The historical, cultural, and political context of Israel’s expulsion and oppression of Palestinians is crucial in understanding what led to this moment - a moment that calls upon all of us to educate ourselves, act on what we learn, and join the awe-inspiring multiracial and multiethnic movement work pushing for Palestinian self-determination.This movement work is tethered to the activism that gave rise to the first College of Ethnic Studies at San Francisco State University in 1969. The young activists also included Arab Americans who, following the 1967 Arab-Israeli War, demanded alongside others that the field include transnational struggles in its vision. Their politicization in solidarity with the politicization of Black, Indigenous, Asian, Pacific Islander, Latinx, and other students of color has shaped and continues to shape the public discourse around Palestine. We see the beautiful results of this labor in recent weeks with the mass protests that

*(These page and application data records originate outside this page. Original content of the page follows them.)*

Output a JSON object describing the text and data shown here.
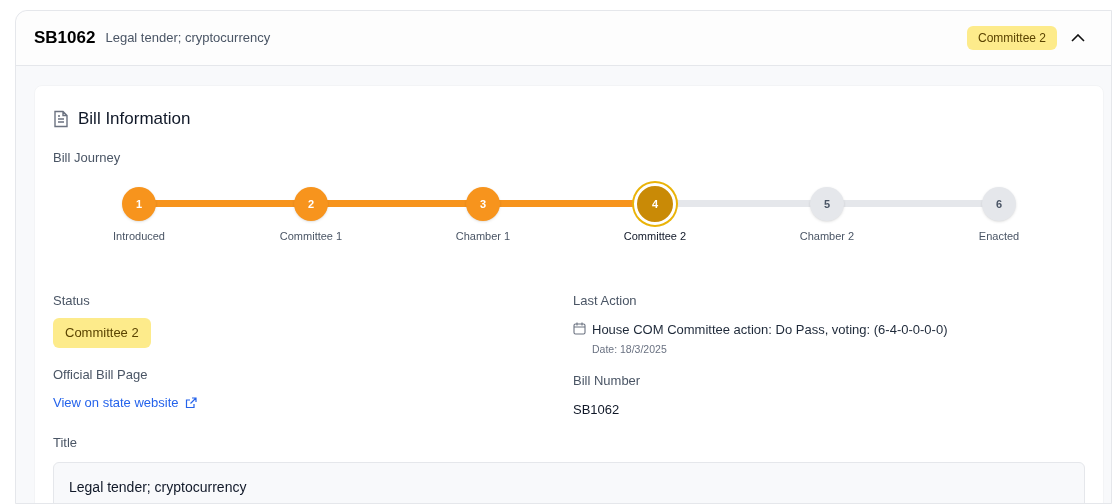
{
  "header": {
    "bill_id": "SB1062",
    "subtitle": "Legal tender; cryptocurrency",
    "status_badge": "Committee 2",
    "expanded": true
  },
  "section_title": "Bill Information",
  "journey": {
    "label": "Bill Journey",
    "steps": [
      {
        "number": "1",
        "label": "Introduced",
        "completed": true,
        "current": false
      },
      {
        "number": "2",
        "label": "Committee 1",
        "completed": true,
        "current": false
      },
      {
        "number": "3",
        "label": "Chamber 1",
        "completed": true,
        "current": false
      },
      {
        "number": "4",
        "label": "Committee 2",
        "completed": true,
        "current": true
      },
      {
        "number": "5",
        "label": "Chamber 2",
        "completed": false,
        "current": false
      },
      {
        "number": "6",
        "label": "Enacted",
        "completed": false,
        "current": false
      }
    ]
  },
  "status": {
    "label": "Status",
    "value": "Committee 2"
  },
  "last_action": {
    "label": "Last Action",
    "text": "House COM Committee action: Do Pass, voting: (6-4-0-0-0-0)",
    "date": "Date: 18/3/2025"
  },
  "official_page": {
    "label": "Official Bill Page",
    "link": "View on state website"
  },
  "bill_number": {
    "label": "Bill Number",
    "value": "SB1062"
  },
  "title": {
    "label": "Title",
    "value": "Legal tender; cryptocurrency"
  }
}
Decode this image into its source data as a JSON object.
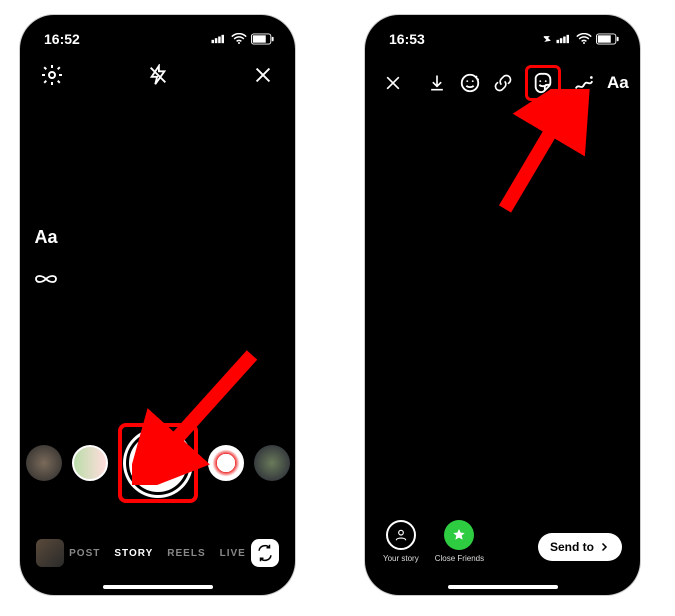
{
  "phone1": {
    "time": "16:52",
    "side": {
      "aa": "Aa"
    },
    "modes": {
      "post": "POST",
      "story": "STORY",
      "reels": "REELS",
      "live": "LIVE"
    }
  },
  "phone2": {
    "time": "16:53",
    "aa": "Aa",
    "targets": {
      "your_story": "Your story",
      "close_friends": "Close Friends"
    },
    "send_to": "Send to"
  }
}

have filled the streets of cities around the world, a stark and visual counter to the negligent rhetoric of mainstream media outlets that attempt, but do not succeed, in erasing and silencing this movement.

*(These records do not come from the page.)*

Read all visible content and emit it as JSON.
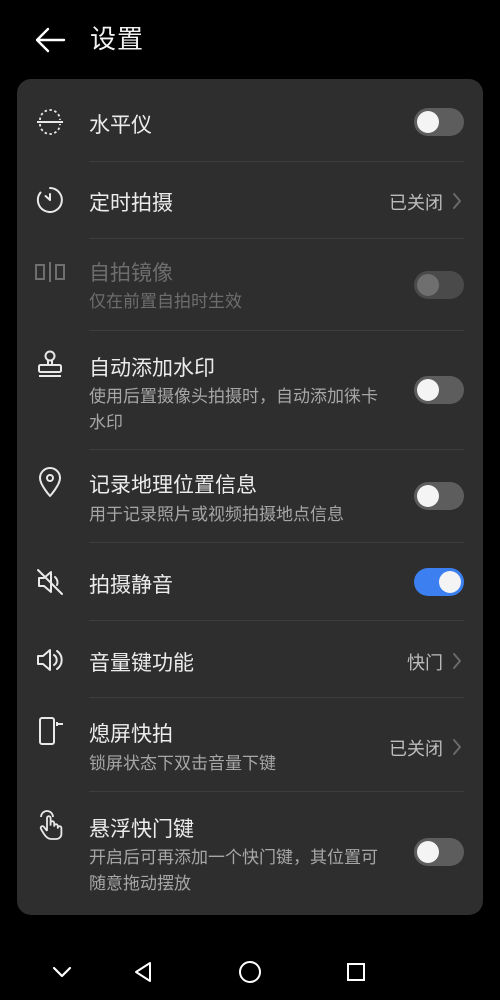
{
  "header": {
    "title": "设置"
  },
  "settings": {
    "level": {
      "title": "水平仪",
      "toggle": "off"
    },
    "timer": {
      "title": "定时拍摄",
      "value": "已关闭"
    },
    "selfie_mirror": {
      "title": "自拍镜像",
      "subtitle": "仅在前置自拍时生效",
      "toggle": "off-disabled"
    },
    "watermark": {
      "title": "自动添加水印",
      "subtitle": "使用后置摄像头拍摄时，自动添加徕卡水印",
      "toggle": "off"
    },
    "location": {
      "title": "记录地理位置信息",
      "subtitle": "用于记录照片或视频拍摄地点信息",
      "toggle": "off"
    },
    "mute": {
      "title": "拍摄静音",
      "toggle": "on"
    },
    "volume_key": {
      "title": "音量键功能",
      "value": "快门"
    },
    "screen_off_snap": {
      "title": "熄屏快拍",
      "subtitle": "锁屏状态下双击音量下键",
      "value": "已关闭"
    },
    "floating_shutter": {
      "title": "悬浮快门键",
      "subtitle": "开启后可再添加一个快门键，其位置可随意拖动摆放",
      "toggle": "off"
    }
  },
  "colors": {
    "accent": "#3b7ff0",
    "card": "#2e2e2e",
    "background": "#000000"
  },
  "navbar": {
    "icons": [
      "chevron-down-icon",
      "back-triangle-icon",
      "home-circle-icon",
      "recents-square-icon"
    ]
  }
}
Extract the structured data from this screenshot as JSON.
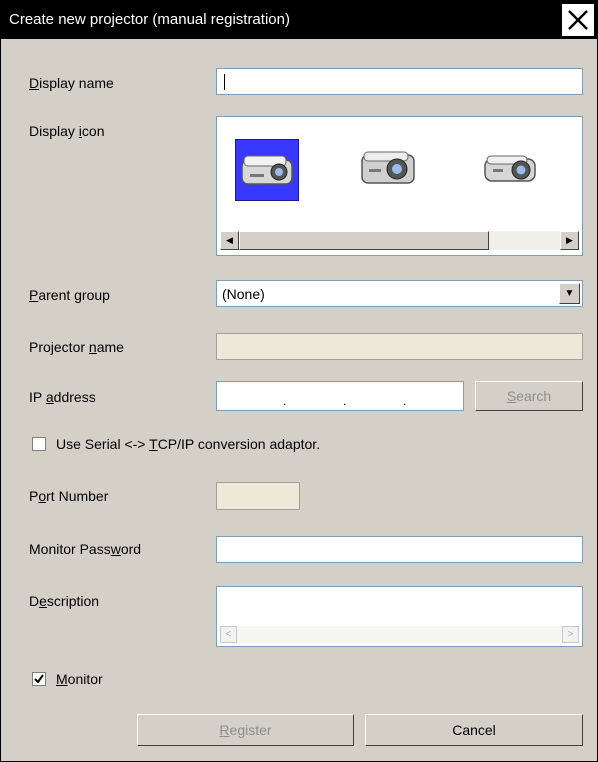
{
  "window": {
    "title": "Create new projector (manual registration)"
  },
  "labels": {
    "display_name_pre": "",
    "display_name_key": "D",
    "display_name_post": "isplay name",
    "display_icon_pre": "Display ",
    "display_icon_key": "i",
    "display_icon_post": "con",
    "parent_group_pre": "",
    "parent_group_key": "P",
    "parent_group_post": "arent group",
    "projector_name_pre": "Projector ",
    "projector_name_key": "n",
    "projector_name_post": "ame",
    "ip_address_pre": "IP ",
    "ip_address_key": "a",
    "ip_address_post": "ddress",
    "port_number_pre": "P",
    "port_number_key": "o",
    "port_number_post": "rt Number",
    "monitor_password_pre": "Monitor Pass",
    "monitor_password_key": "w",
    "monitor_password_post": "ord",
    "description_pre": "D",
    "description_key": "e",
    "description_post": "scription"
  },
  "fields": {
    "display_name_value": "",
    "parent_group_value": "(None)",
    "projector_name_value": "",
    "ip_address_dots": [
      ".",
      ".",
      "."
    ],
    "port_number_value": "",
    "monitor_password_value": "",
    "description_value": ""
  },
  "icons": [
    {
      "name": "projector-icon-1",
      "selected": true
    },
    {
      "name": "projector-icon-2",
      "selected": false
    },
    {
      "name": "projector-icon-3",
      "selected": false
    }
  ],
  "serial_option": {
    "label_pre": "Use Serial <-> ",
    "label_key": "T",
    "label_post": "CP/IP conversion adaptor.",
    "checked": false
  },
  "monitor_option": {
    "label_pre": "",
    "label_key": "M",
    "label_post": "onitor",
    "checked": true
  },
  "buttons": {
    "search_pre": "",
    "search_key": "S",
    "search_post": "earch",
    "register_pre": "",
    "register_key": "R",
    "register_post": "egister",
    "cancel": "Cancel"
  },
  "colors": {
    "selection": "#3838ff",
    "dialog_bg": "#d4d0c8",
    "title_bg": "#000000"
  }
}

This statement acknowledges the devastation of the past weeks yet is grounded in hope: hope for a world that is compassionate to the struggles of all oppressed people. We uplift the words of all the activists, organizers, thinkers, and students who pave the way for us to imagine a liberated Palestine. In the words of renowned Black feminist and political activist Angela Davis,“And so if we say abolish the prison-industrial complex, as we do, we should also say abolish apartheid, and end the occupation of Palestine!” In this spirit, we strongly and continually condemn the violence against the Palestinian people and the US government’s relentless support for the state of Israel. We call upon the CSU Chancellor's office, the Board of Trustees, and CSU administration as a whole to denounce these horrific actions, call for an immediate ceasefire of Gaza, and demand the US government stop funding genocide in Palestine. We support the actions and needs of Palestinian student and activist groups who bravely fight for a just world everyday despite the retaliations they face by their universities and employers. These students know that our freedom is dependent on the freedom of all oppressed people, which necessitates a free Palestine now and a free Palestine always.

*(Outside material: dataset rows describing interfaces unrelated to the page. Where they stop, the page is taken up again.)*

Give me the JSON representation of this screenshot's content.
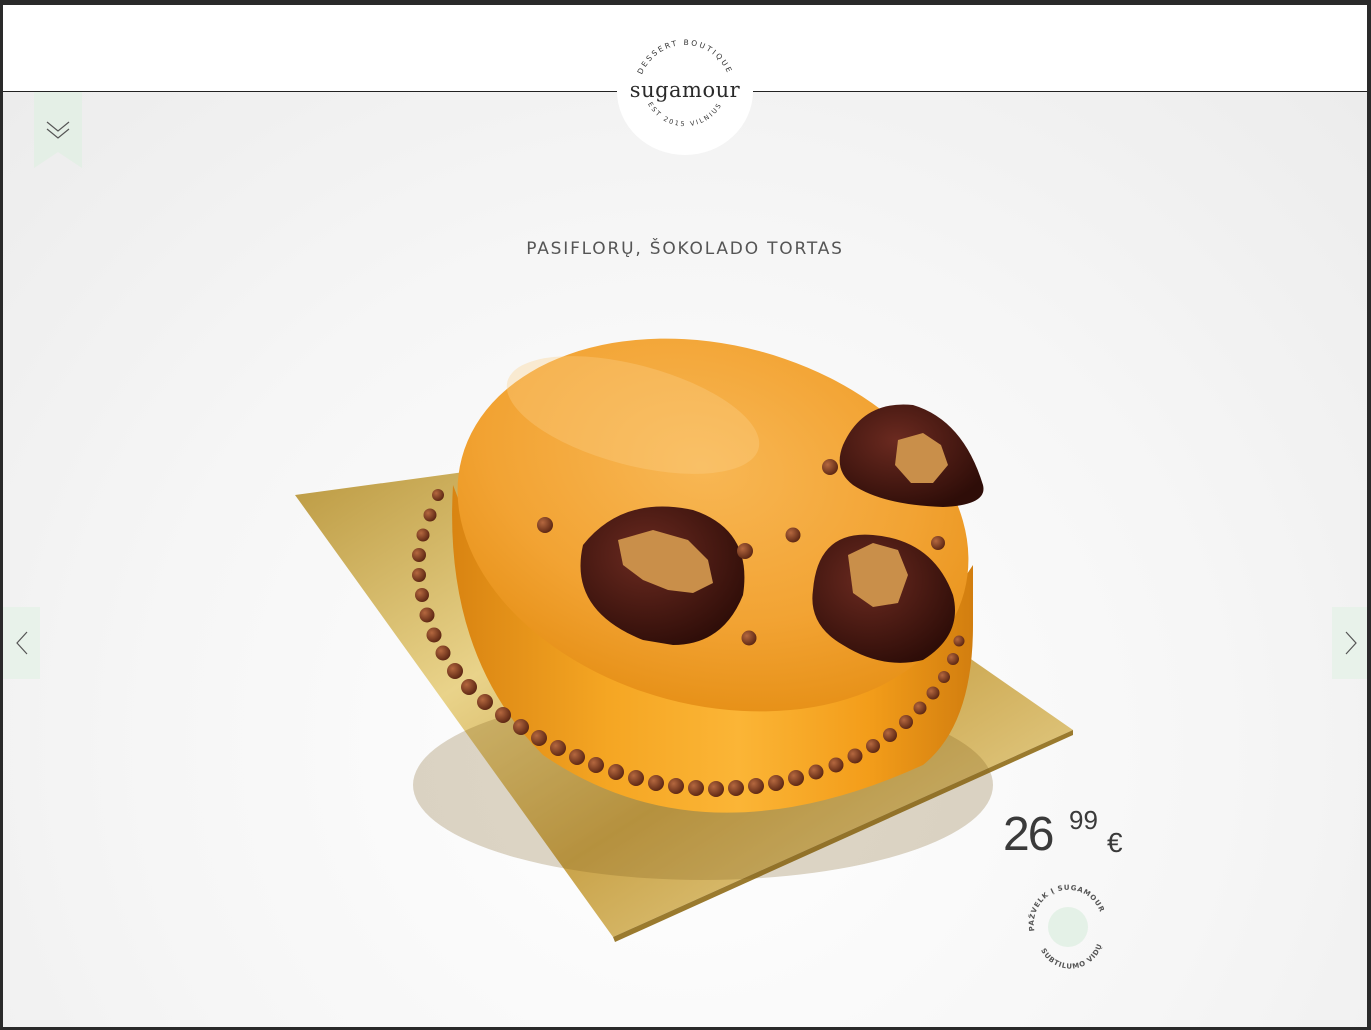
{
  "header": {
    "logo": {
      "name": "sugamour",
      "top_arc": "DESSERT BOUTIQUE",
      "bottom_arc": "EST 2015 VILNIUS"
    }
  },
  "menu": {
    "icon": "double-chevron-down-icon",
    "color": "#e4efe6"
  },
  "product": {
    "title": "PASIFLORŲ, ŠOKOLADO TORTAS",
    "price": {
      "main": "26",
      "cents": "99",
      "currency": "€"
    }
  },
  "navigation": {
    "prev_icon": "chevron-left-icon",
    "next_icon": "chevron-right-icon",
    "accent": "#e8f2ea"
  },
  "peek_badge": {
    "top_arc": "PAŽVELK Į SUGAMOUR",
    "bottom_arc": "SUBTILUMO VIDŲ",
    "fill": "#e4f1e7"
  }
}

We support the statement made by the CSUSB Center for the Study of Muslim and Arab Worlds, and we would like to share the All Out for Palestine digital toolkit created by the Palestinian Feminist Collective. Knowledge is power.